- [WORK REQUEST]:
Pull every line that holds the word "children" from the entries.

- [DATA SHOWN]:
——————

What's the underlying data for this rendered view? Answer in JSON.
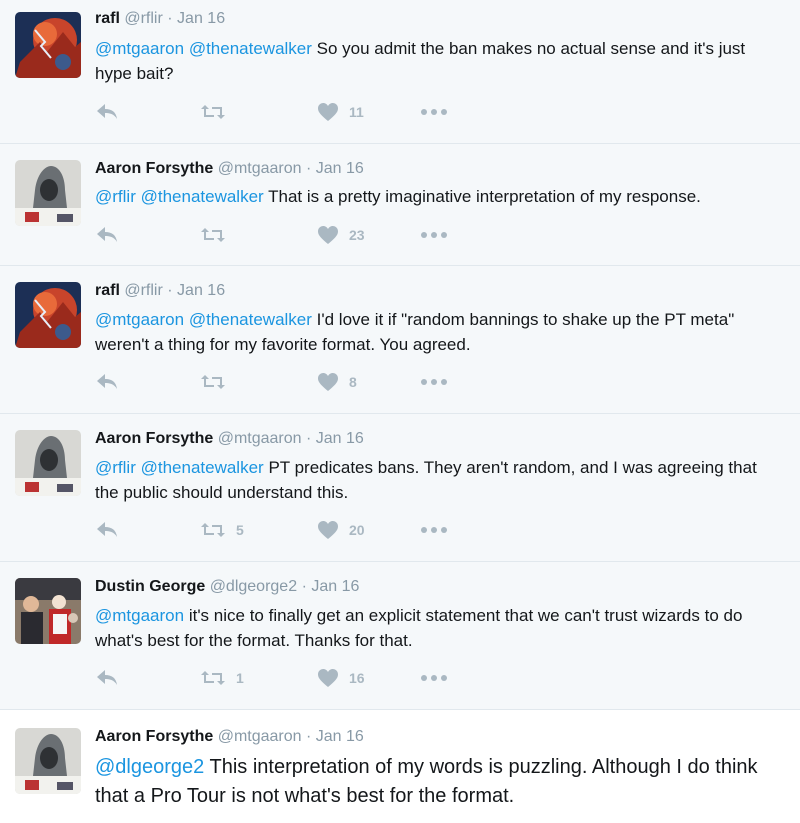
{
  "tweets": [
    {
      "name": "rafl",
      "handle": "@rflir",
      "date": "Jan 16",
      "mentions": [
        "@mtgaaron",
        "@thenatewalker"
      ],
      "text": "So you admit the ban makes no actual sense and it's just hype bait?",
      "retweets": "",
      "likes": "11",
      "avatar_icon": "red-storm-avatar"
    },
    {
      "name": "Aaron Forsythe",
      "handle": "@mtgaaron",
      "date": "Jan 16",
      "mentions": [
        "@rflir",
        "@thenatewalker"
      ],
      "text": "That is a pretty imaginative interpretation of my response.",
      "retweets": "",
      "likes": "23",
      "avatar_icon": "grey-hood-avatar"
    },
    {
      "name": "rafl",
      "handle": "@rflir",
      "date": "Jan 16",
      "mentions": [
        "@mtgaaron",
        "@thenatewalker"
      ],
      "text": "I'd love it if \"random bannings to shake up the PT meta\" weren't a thing for my favorite format. You agreed.",
      "retweets": "",
      "likes": "8",
      "avatar_icon": "red-storm-avatar"
    },
    {
      "name": "Aaron Forsythe",
      "handle": "@mtgaaron",
      "date": "Jan 16",
      "mentions": [
        "@rflir",
        "@thenatewalker"
      ],
      "text": "PT predicates bans. They aren't random, and I was agreeing that the public should understand this.",
      "retweets": "5",
      "likes": "20",
      "avatar_icon": "grey-hood-avatar"
    },
    {
      "name": "Dustin George",
      "handle": "@dlgeorge2",
      "date": "Jan 16",
      "mentions": [
        "@mtgaaron"
      ],
      "text": "it's nice to finally get an explicit statement that we can't trust wizards to do what's best for the format. Thanks for that.",
      "retweets": "1",
      "likes": "16",
      "avatar_icon": "crowd-photo-avatar"
    },
    {
      "name": "Aaron Forsythe",
      "handle": "@mtgaaron",
      "date": "Jan 16",
      "mentions": [
        "@dlgeorge2"
      ],
      "text": "This interpretation of my words is puzzling. Although I do think that a Pro Tour is not what's best for the format.",
      "avatar_icon": "grey-hood-avatar"
    }
  ],
  "separator": "·",
  "icons": {
    "reply": "reply-icon",
    "retweet": "retweet-icon",
    "like": "heart-icon",
    "more": "more-dots-icon"
  },
  "colors": {
    "link": "#1b95e0",
    "muted": "#8899a6",
    "action": "#aab8c2",
    "name": "#14171a"
  }
}
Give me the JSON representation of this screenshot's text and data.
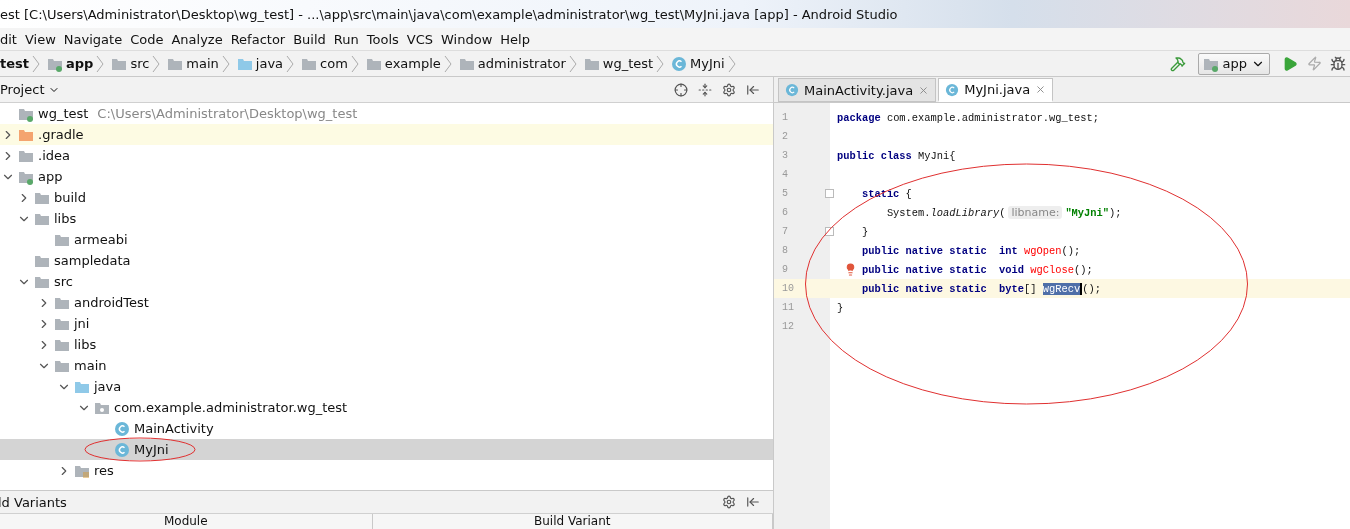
{
  "window": {
    "title": "est [C:\\Users\\Administrator\\Desktop\\wg_test] - ...\\app\\src\\main\\java\\com\\example\\administrator\\wg_test\\MyJni.java [app] - Android Studio"
  },
  "menu": [
    "dit",
    "View",
    "Navigate",
    "Code",
    "Analyze",
    "Refactor",
    "Build",
    "Run",
    "Tools",
    "VCS",
    "Window",
    "Help"
  ],
  "breadcrumbs": [
    {
      "kind": "project",
      "label": "test"
    },
    {
      "kind": "module",
      "label": "app"
    },
    {
      "kind": "folder",
      "label": "src"
    },
    {
      "kind": "folder",
      "label": "main"
    },
    {
      "kind": "source-root",
      "label": "java"
    },
    {
      "kind": "folder",
      "label": "com"
    },
    {
      "kind": "folder",
      "label": "example"
    },
    {
      "kind": "folder",
      "label": "administrator"
    },
    {
      "kind": "folder",
      "label": "wg_test"
    },
    {
      "kind": "class",
      "label": "MyJni"
    }
  ],
  "toolbar": {
    "run_config": "app"
  },
  "project_panel": {
    "title": "Project",
    "tree": [
      {
        "kind": "module",
        "label": "wg_test",
        "path": "C:\\Users\\Administrator\\Desktop\\wg_test",
        "selected": false,
        "children": [
          {
            "kind": "excluded-folder",
            "label": ".gradle",
            "expanded": false,
            "selected": false
          },
          {
            "kind": "folder",
            "label": ".idea",
            "expanded": false,
            "selected": false
          },
          {
            "kind": "module",
            "label": "app",
            "expanded": true,
            "selected": false,
            "children": [
              {
                "kind": "folder",
                "label": "build",
                "expanded": false,
                "selected": false
              },
              {
                "kind": "folder",
                "label": "libs",
                "expanded": true,
                "selected": false,
                "children": [
                  {
                    "kind": "folder",
                    "label": "armeabi",
                    "selected": false
                  }
                ]
              },
              {
                "kind": "folder",
                "label": "sampledata",
                "selected": false
              },
              {
                "kind": "folder",
                "label": "src",
                "expanded": true,
                "selected": false,
                "children": [
                  {
                    "kind": "folder",
                    "label": "androidTest",
                    "expanded": false,
                    "selected": false
                  },
                  {
                    "kind": "folder",
                    "label": "jni",
                    "expanded": false,
                    "selected": false
                  },
                  {
                    "kind": "folder",
                    "label": "libs",
                    "expanded": false,
                    "selected": false
                  },
                  {
                    "kind": "folder",
                    "label": "main",
                    "expanded": true,
                    "selected": false,
                    "children": [
                      {
                        "kind": "source-root",
                        "label": "java",
                        "expanded": true,
                        "selected": false,
                        "children": [
                          {
                            "kind": "package",
                            "label": "com.example.administrator.wg_test",
                            "expanded": true,
                            "selected": false,
                            "children": [
                              {
                                "kind": "class",
                                "label": "MainActivity",
                                "selected": false
                              },
                              {
                                "kind": "class",
                                "label": "MyJni",
                                "selected": true,
                                "circled": true
                              }
                            ]
                          }
                        ]
                      },
                      {
                        "kind": "resources-folder",
                        "label": "res",
                        "expanded": false,
                        "selected": false
                      }
                    ]
                  }
                ]
              }
            ]
          }
        ]
      }
    ]
  },
  "bottom_panel": {
    "title": "ld Variants",
    "columns": [
      "Module",
      "Build Variant"
    ]
  },
  "editor": {
    "circled": true,
    "tabs": [
      {
        "label": "MainActivity.java",
        "selected": false
      },
      {
        "label": "MyJni.java",
        "selected": true
      }
    ],
    "lines": [
      {
        "number": "1",
        "tokens": [
          {
            "kind": "keyword",
            "text": "package"
          },
          {
            "kind": "plain",
            "text": " com.example.administrator.wg_test;"
          }
        ]
      },
      {
        "number": "2"
      },
      {
        "number": "3",
        "tokens": [
          {
            "kind": "keyword",
            "text": "public class"
          },
          {
            "kind": "plain",
            "text": " MyJni{"
          }
        ]
      },
      {
        "number": "4"
      },
      {
        "number": "5",
        "fold": true,
        "tokens": [
          {
            "kind": "keyword",
            "text": "    static"
          },
          {
            "kind": "plain",
            "text": " {"
          }
        ]
      },
      {
        "number": "6",
        "tokens": [
          {
            "kind": "plain",
            "text": "        System."
          },
          {
            "kind": "italic",
            "text": "loadLibrary"
          },
          {
            "kind": "plain",
            "text": "("
          },
          {
            "kind": "hint",
            "text": "libname:"
          },
          {
            "kind": "string",
            "text": "\"MyJni\""
          },
          {
            "kind": "plain",
            "text": ");"
          }
        ]
      },
      {
        "number": "7",
        "fold": true,
        "tokens": [
          {
            "kind": "plain",
            "text": "    }"
          }
        ]
      },
      {
        "number": "8",
        "tokens": [
          {
            "kind": "keyword",
            "text": "    public native static  int"
          },
          {
            "kind": "error",
            "text": " wgOpen"
          },
          {
            "kind": "plain",
            "text": "();"
          }
        ]
      },
      {
        "number": "9",
        "bulb": true,
        "tokens": [
          {
            "kind": "keyword",
            "text": "    public native static  void"
          },
          {
            "kind": "error",
            "text": " wgClose"
          },
          {
            "kind": "plain",
            "text": "();"
          }
        ]
      },
      {
        "number": "10",
        "current": true,
        "tokens": [
          {
            "kind": "keyword",
            "text": "    public native static  byte"
          },
          {
            "kind": "plain",
            "text": "[] "
          },
          {
            "kind": "selected",
            "text": "wgRecv"
          },
          {
            "kind": "plain",
            "text": "();"
          }
        ]
      },
      {
        "number": "11",
        "tokens": [
          {
            "kind": "plain",
            "text": "}"
          }
        ]
      },
      {
        "number": "12"
      }
    ]
  }
}
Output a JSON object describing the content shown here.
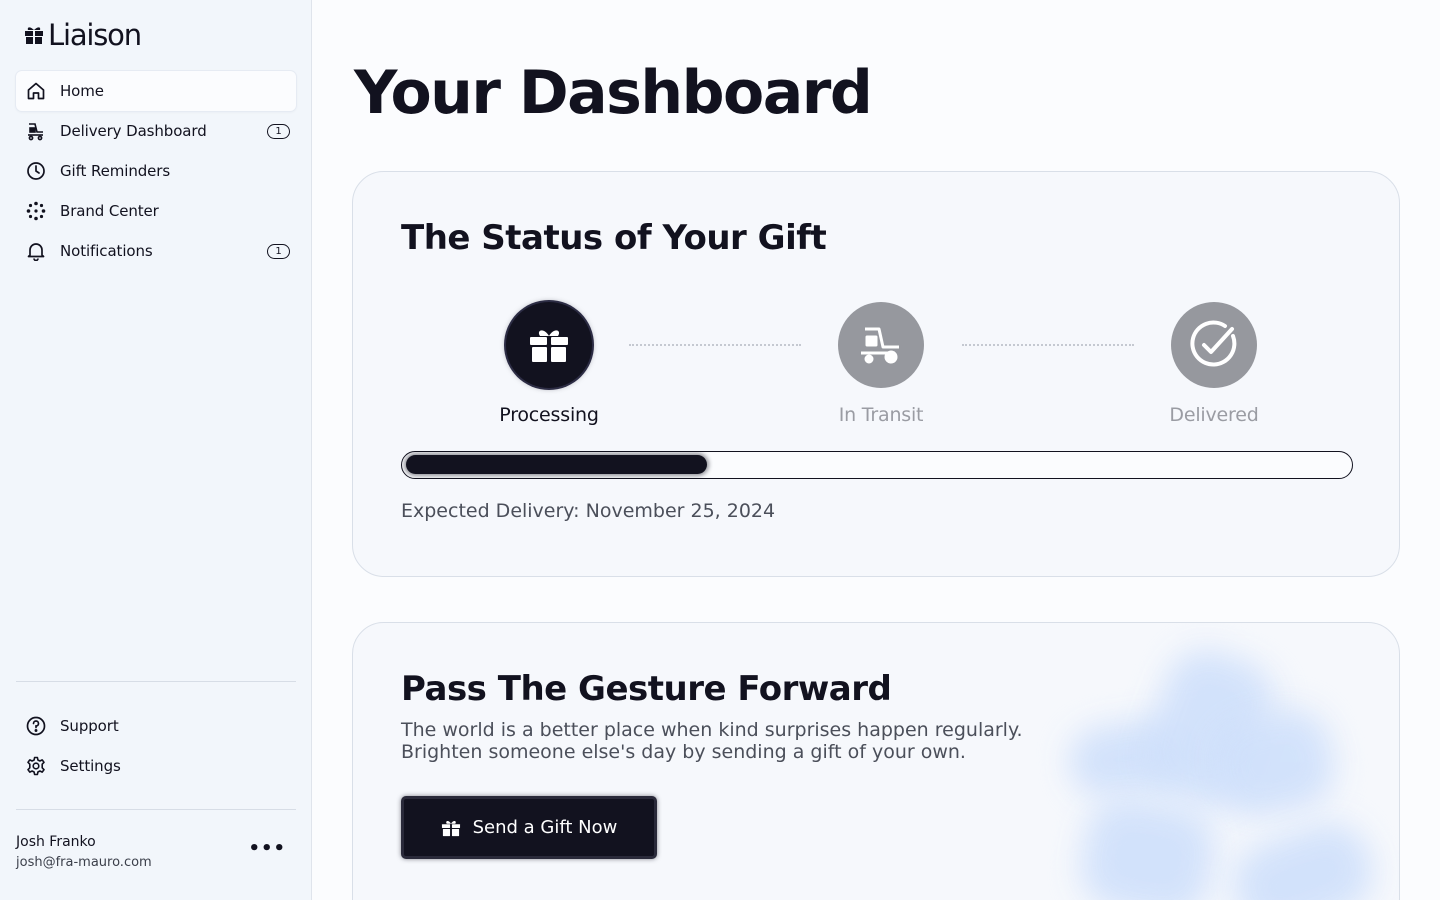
{
  "app": {
    "name": "Liaison"
  },
  "sidebar": {
    "items": [
      {
        "label": "Home",
        "icon": "home-icon",
        "badge": ""
      },
      {
        "label": "Delivery Dashboard",
        "icon": "delivery-cart-icon",
        "badge": "1"
      },
      {
        "label": "Gift Reminders",
        "icon": "clock-icon",
        "badge": ""
      },
      {
        "label": "Brand Center",
        "icon": "dots-grid-icon",
        "badge": ""
      },
      {
        "label": "Notifications",
        "icon": "bell-icon",
        "badge": "1"
      }
    ],
    "bottom_items": [
      {
        "label": "Support",
        "icon": "help-circle-icon"
      },
      {
        "label": "Settings",
        "icon": "gear-icon"
      }
    ],
    "user": {
      "name": "Josh Franko",
      "email": "josh@fra-mauro.com",
      "menu": "•••"
    }
  },
  "main": {
    "title": "Your Dashboard",
    "status_card": {
      "title": "The Status of Your Gift",
      "steps": [
        {
          "label": "Processing",
          "icon": "gift-icon",
          "state": "active"
        },
        {
          "label": "In Transit",
          "icon": "delivery-cart-icon",
          "state": "pending"
        },
        {
          "label": "Delivered",
          "icon": "check-circle-icon",
          "state": "pending"
        }
      ],
      "progress": 0.32,
      "expected_delivery": "Expected Delivery: November 25, 2024"
    },
    "forward_card": {
      "title": "Pass The Gesture Forward",
      "text_line1": "The world is a better place when kind surprises happen regularly.",
      "text_line2": "Brighten someone else's day by sending a gift of your own.",
      "button_label": "Send a Gift Now"
    }
  },
  "colors": {
    "ink": "#12121f",
    "sidebar_bg": "#f2f6fb",
    "card_bg": "#f6f8fc",
    "pending": "#96989e"
  }
}
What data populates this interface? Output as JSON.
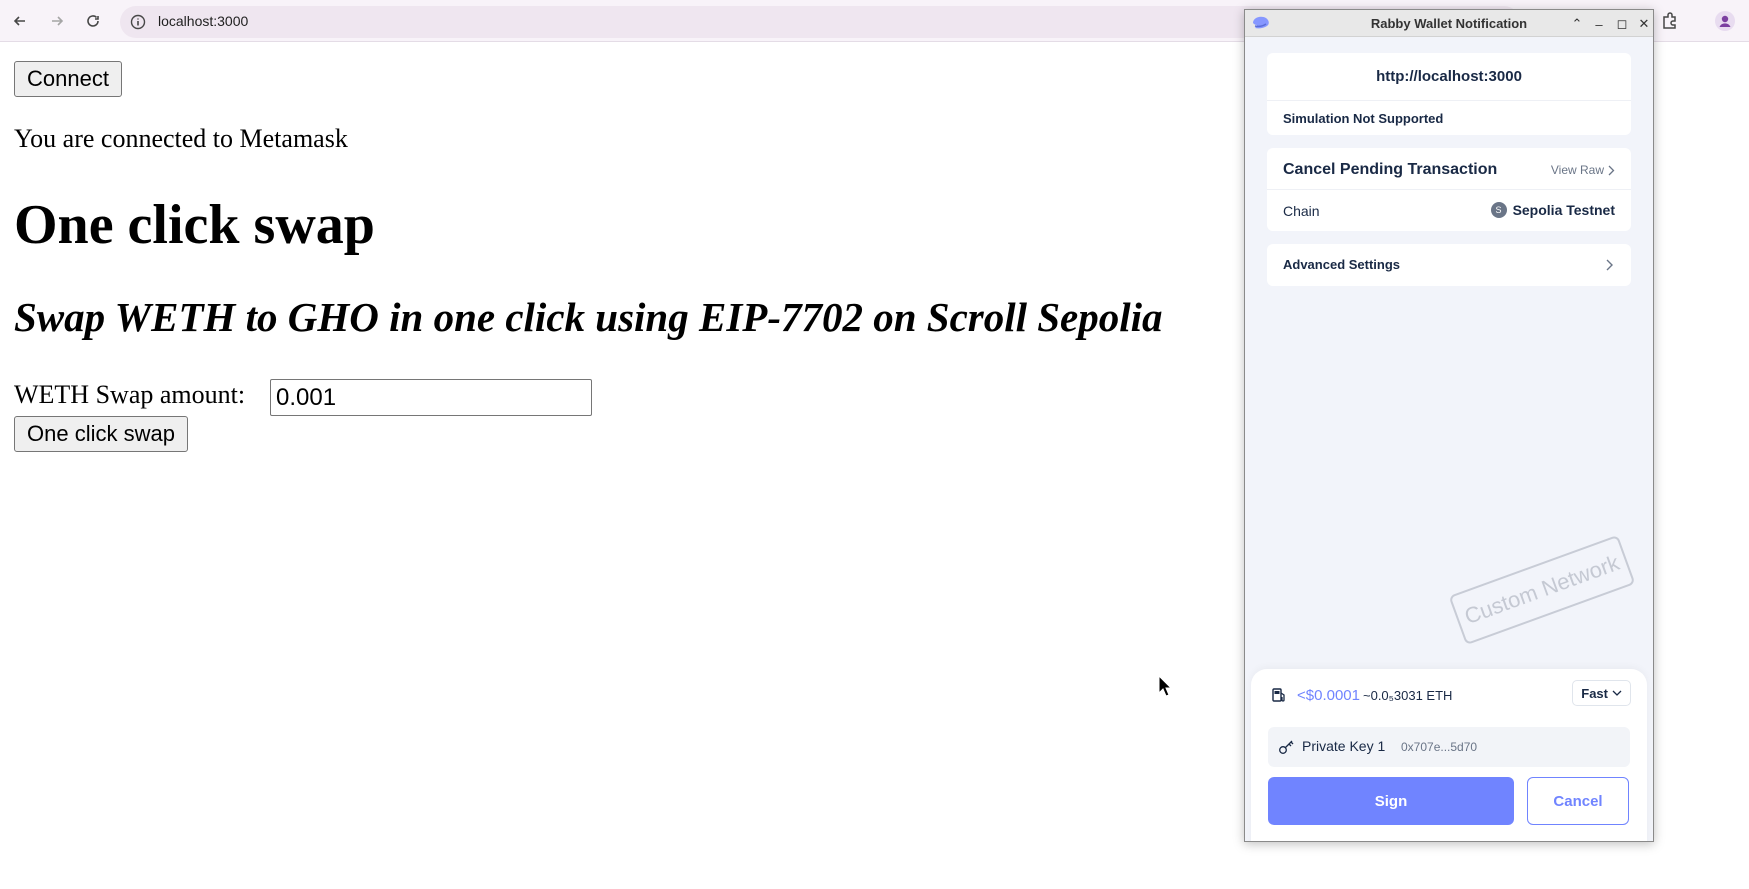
{
  "browser": {
    "url": "localhost:3000",
    "icons": [
      "back-icon",
      "forward-icon",
      "reload-icon",
      "site-info-icon",
      "extensions-icon",
      "profile-icon"
    ]
  },
  "page": {
    "connect_label": "Connect",
    "status_text": "You are connected to Metamask",
    "heading": "One click swap",
    "subheading": "Swap WETH to GHO in one click using EIP-7702 on Scroll Sepolia",
    "amount_label": "WETH Swap amount:",
    "amount_value": "0.001",
    "swap_label": "One click swap"
  },
  "wallet": {
    "window_title": "Rabby Wallet Notification",
    "origin": "http://localhost:3000",
    "simulation_status": "Simulation Not Supported",
    "tx_title": "Cancel Pending Transaction",
    "view_raw_label": "View Raw",
    "chain_label": "Chain",
    "chain_badge": "S",
    "chain_value": "Sepolia Testnet",
    "advanced_label": "Advanced Settings",
    "watermark": "Custom Network",
    "gas_usd": "<$0.0001",
    "gas_eth": "~0.0₅3031 ETH",
    "gas_speed": "Fast",
    "key_name": "Private Key 1",
    "key_address": "0x707e...5d70",
    "sign_label": "Sign",
    "cancel_label": "Cancel",
    "accent_color": "#7084ff"
  }
}
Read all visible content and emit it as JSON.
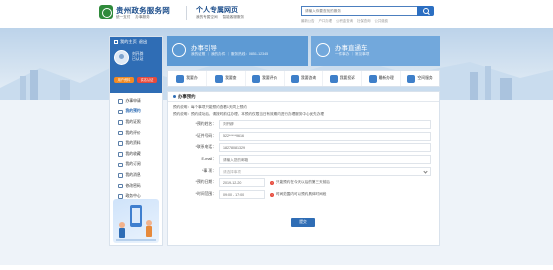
{
  "header": {
    "site_name": "贵州政务服务网",
    "site_links": [
      "统一支付",
      "办事服务"
    ],
    "space_title": "个人专属网页",
    "space_links": [
      "我的专属空间",
      "智能客服服务"
    ],
    "search_placeholder": "请输入你要查找的服务",
    "hot_words": [
      "最新公告",
      "户口办理",
      "公积金查询",
      "社保查询",
      "公共缴费"
    ]
  },
  "sidebar": {
    "title": "我的主页",
    "title_link": "退出",
    "user_name": "刘开辟",
    "user_status": "已认证",
    "btn_profile": "用户资料",
    "btn_certify": "实名认证",
    "items": [
      {
        "label": "办事申请"
      },
      {
        "label": "我的预约"
      },
      {
        "label": "我的证照"
      },
      {
        "label": "我的评价"
      },
      {
        "label": "我的资料"
      },
      {
        "label": "我的收藏"
      },
      {
        "label": "我的订阅"
      },
      {
        "label": "我的消息"
      },
      {
        "label": "修改密码"
      },
      {
        "label": "政务中心"
      }
    ]
  },
  "cards": {
    "mine_title": "办事引导",
    "mine_sub": "我的证照 ｜ 我的办件 ｜ 服务热线：0851-12345",
    "car_title": "办事直通车",
    "car_sub": "一件事办 ｜ 常见事项"
  },
  "quick_tabs": [
    {
      "label": "我要办"
    },
    {
      "label": "我要查"
    },
    {
      "label": "我要评价"
    },
    {
      "label": "我要咨询"
    },
    {
      "label": "我要投诉"
    },
    {
      "label": "最新办理"
    },
    {
      "label": "空间服务"
    }
  ],
  "form": {
    "title": "办事预约",
    "notice_1": "预约说明：每个事项只能预约查看1天同上预约",
    "notice_2": "预约说明：预约成功后，请按时前往办理，本预约仅限当日有效期内进行办理服务中心优先办理",
    "fields": {
      "name_label": "*预约姓名：",
      "name_value": "刘开辟",
      "id_label": "*证件号码：",
      "id_value": "522*****9616",
      "phone_label": "*联系电话：",
      "phone_value": "18278081329",
      "email_label": "E-mail：",
      "email_placeholder": "请输入您的邮箱",
      "item_label": "*事 项：",
      "item_placeholder": "请选择事项",
      "date_label": "*预约日期：",
      "date_value": "2019-12-20",
      "date_hint": "只能预约在今天以后的第三天前后",
      "time_label": "*时间范围：",
      "time_value": "09:00 - 17:00",
      "time_hint": "时间范围内可以预约具体时间段"
    },
    "submit_label": "提交"
  }
}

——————

- [SOLUTION]:
        "children": [
            "children": [
                "children": [
                "children": [
                    "children": [
                        "children": [
                            "children": [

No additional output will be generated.